This photograph was taken in the Medicinal Garden of the Royal College of Physicians in London during the month of June. Henry used a hand-held Canon EOS 5D SLR with a 50 mm macro lens, a small aperture and a fast shutter speed to gain maximum depth of field. The photograph was taken in daylight, but the contrast between the brightly lit image and dark background was achieved by illuminating the flowers using a ring flash. A ring flash is, as the name suggests, a flash in the shape of a ring that wraps around the end of a camera lens to produce a ring of light that evenly illuminates the subject being photographed. Each flower is about 2 cm across.

What other conditions was Astrantia major used to treat in the past?

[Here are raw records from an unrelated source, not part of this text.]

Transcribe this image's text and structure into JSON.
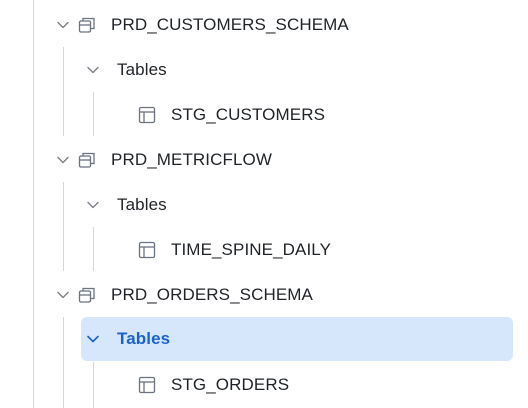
{
  "tree": {
    "schemas": [
      {
        "name": "PRD_CUSTOMERS_SCHEMA",
        "icon": "schema-icon",
        "folder": {
          "label": "Tables",
          "selected": false
        },
        "tables": [
          "STG_CUSTOMERS"
        ]
      },
      {
        "name": "PRD_METRICFLOW",
        "icon": "schema-icon",
        "folder": {
          "label": "Tables",
          "selected": false
        },
        "tables": [
          "TIME_SPINE_DAILY"
        ]
      },
      {
        "name": "PRD_ORDERS_SCHEMA",
        "icon": "schema-icon",
        "folder": {
          "label": "Tables",
          "selected": true
        },
        "tables": [
          "STG_ORDERS"
        ]
      }
    ]
  },
  "colors": {
    "selection_bg": "#d6e6fb",
    "selection_text": "#1a63c9",
    "guide_line": "#d4d7dc",
    "icon_gray": "#6b7280"
  }
}
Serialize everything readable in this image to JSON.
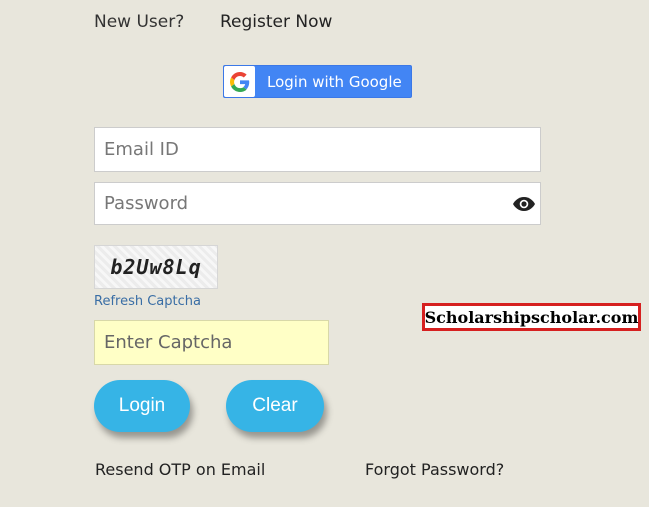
{
  "header": {
    "new_user_text": "New User?",
    "register_label": "Register Now"
  },
  "google_login": {
    "label": "Login with Google",
    "icon": "google-g-icon",
    "color": "#4285f4"
  },
  "form": {
    "email_placeholder": "Email ID",
    "email_value": "",
    "password_placeholder": "Password",
    "password_value": "",
    "password_toggle_icon": "eye-icon",
    "captcha_text": "b2Uw8Lq",
    "refresh_captcha_label": "Refresh Captcha",
    "captcha_placeholder": "Enter Captcha",
    "captcha_value": "",
    "captcha_field_color": "#ffffc6"
  },
  "actions": {
    "login_label": "Login",
    "clear_label": "Clear",
    "button_color": "#36b4e6"
  },
  "footer_links": {
    "resend_otp_label": "Resend OTP on Email",
    "forgot_password_label": "Forgot Password?"
  },
  "watermark": {
    "text": "Scholarshipscholar.com",
    "border_color": "#d62020"
  }
}
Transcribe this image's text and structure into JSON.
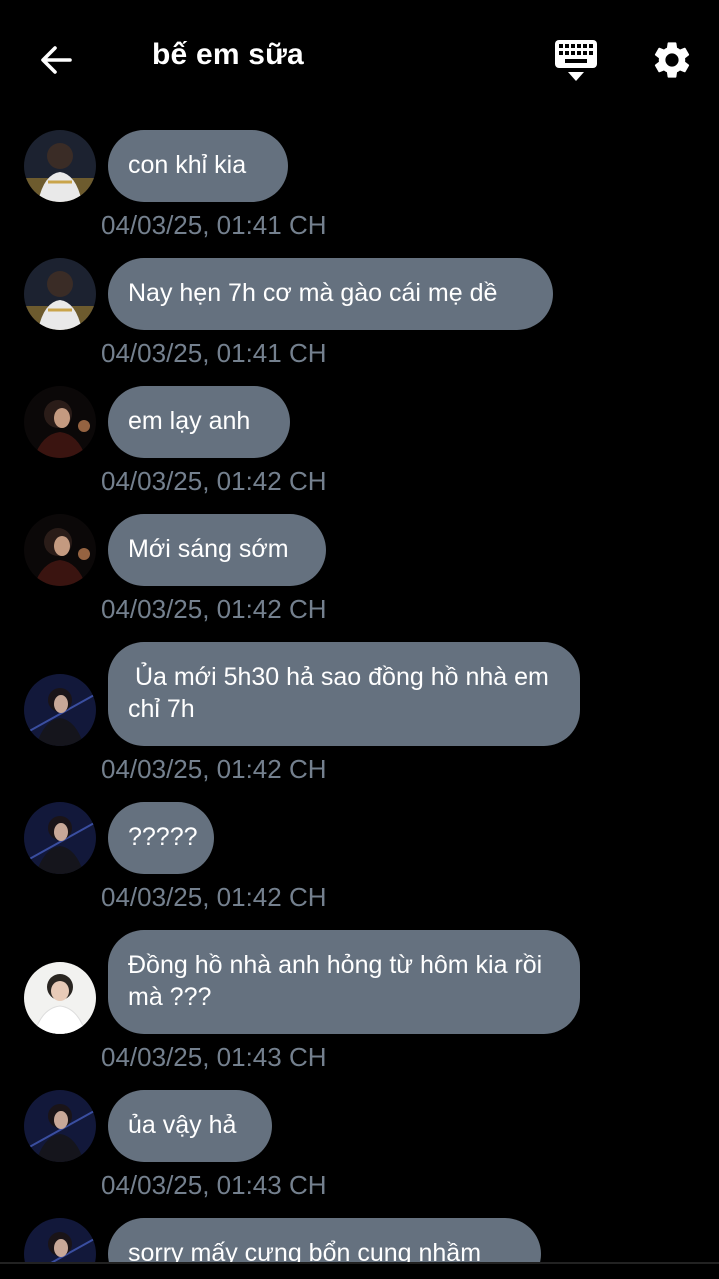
{
  "header": {
    "title": "bế em sữa",
    "back_icon": "arrow-left-icon",
    "keyboard_icon": "keyboard-icon",
    "settings_icon": "gear-icon"
  },
  "colors": {
    "background": "#000000",
    "bubble": "#65717f",
    "timestamp": "#74808e",
    "text": "#ffffff"
  },
  "messages": [
    {
      "text": "con khỉ kia",
      "time": "04/03/25, 01:41 CH",
      "avatar": "avatar-a"
    },
    {
      "text": "Nay hẹn 7h cơ mà gào cái mẹ dề",
      "time": "04/03/25, 01:41 CH",
      "avatar": "avatar-a"
    },
    {
      "text": "em lạy anh",
      "time": "04/03/25, 01:42 CH",
      "avatar": "avatar-b"
    },
    {
      "text": "Mới sáng sớm",
      "time": "04/03/25, 01:42 CH",
      "avatar": "avatar-b"
    },
    {
      "text": " Ủa mới 5h30 hả sao đồng hồ nhà em chỉ 7h",
      "time": "04/03/25, 01:42 CH",
      "avatar": "avatar-c"
    },
    {
      "text": "?????",
      "time": "04/03/25, 01:42 CH",
      "avatar": "avatar-c"
    },
    {
      "text": "Đồng hồ nhà anh hỏng từ hôm kia rồi mà ???",
      "time": "04/03/25, 01:43 CH",
      "avatar": "avatar-d"
    },
    {
      "text": "ủa vậy hả",
      "time": "04/03/25, 01:43 CH",
      "avatar": "avatar-c"
    },
    {
      "text": "sorry mấy cưng bổn cung nhầm",
      "time": "",
      "avatar": "avatar-c"
    }
  ]
}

The name Astrantia comes from the old apothecaries' name for this plant, Magistrantia (Masterwort), implying its suitability for use only by those proficient in herbalism. Historical uses for Astrantia were very wide-ranging, as described by different herbalists in the 17th to 19th centuries. Masterwort was cultivated as a potherb, and was recommended by Culpeper (1650) for "cold griefs and diseases both of the stomache and body". The roots were used as a purgative (Lindley, 1838) and an infusion from the whole plant as a diuretic. Parkinson (1640) recommended it for colds, dyspnoea (shortness of breath), renal stones, inducing menses or expelling a dead fetus, hysteria, cramps, heart failure, epilepsy, purulent (pus filled) wounds and ulcers, quartan fevers (cyclic fevers recurring every four days in people infected with Plasmodium malariae), colic, and for purging the brain. Pommet (1712) gave a completely different list: he said it could be used against poisons, stinking breath, malignant and pestilential diseases, vertigo, apoplexy (sudden stroke), palsies, toothache and scabby head - but agreed with its use for ulcers.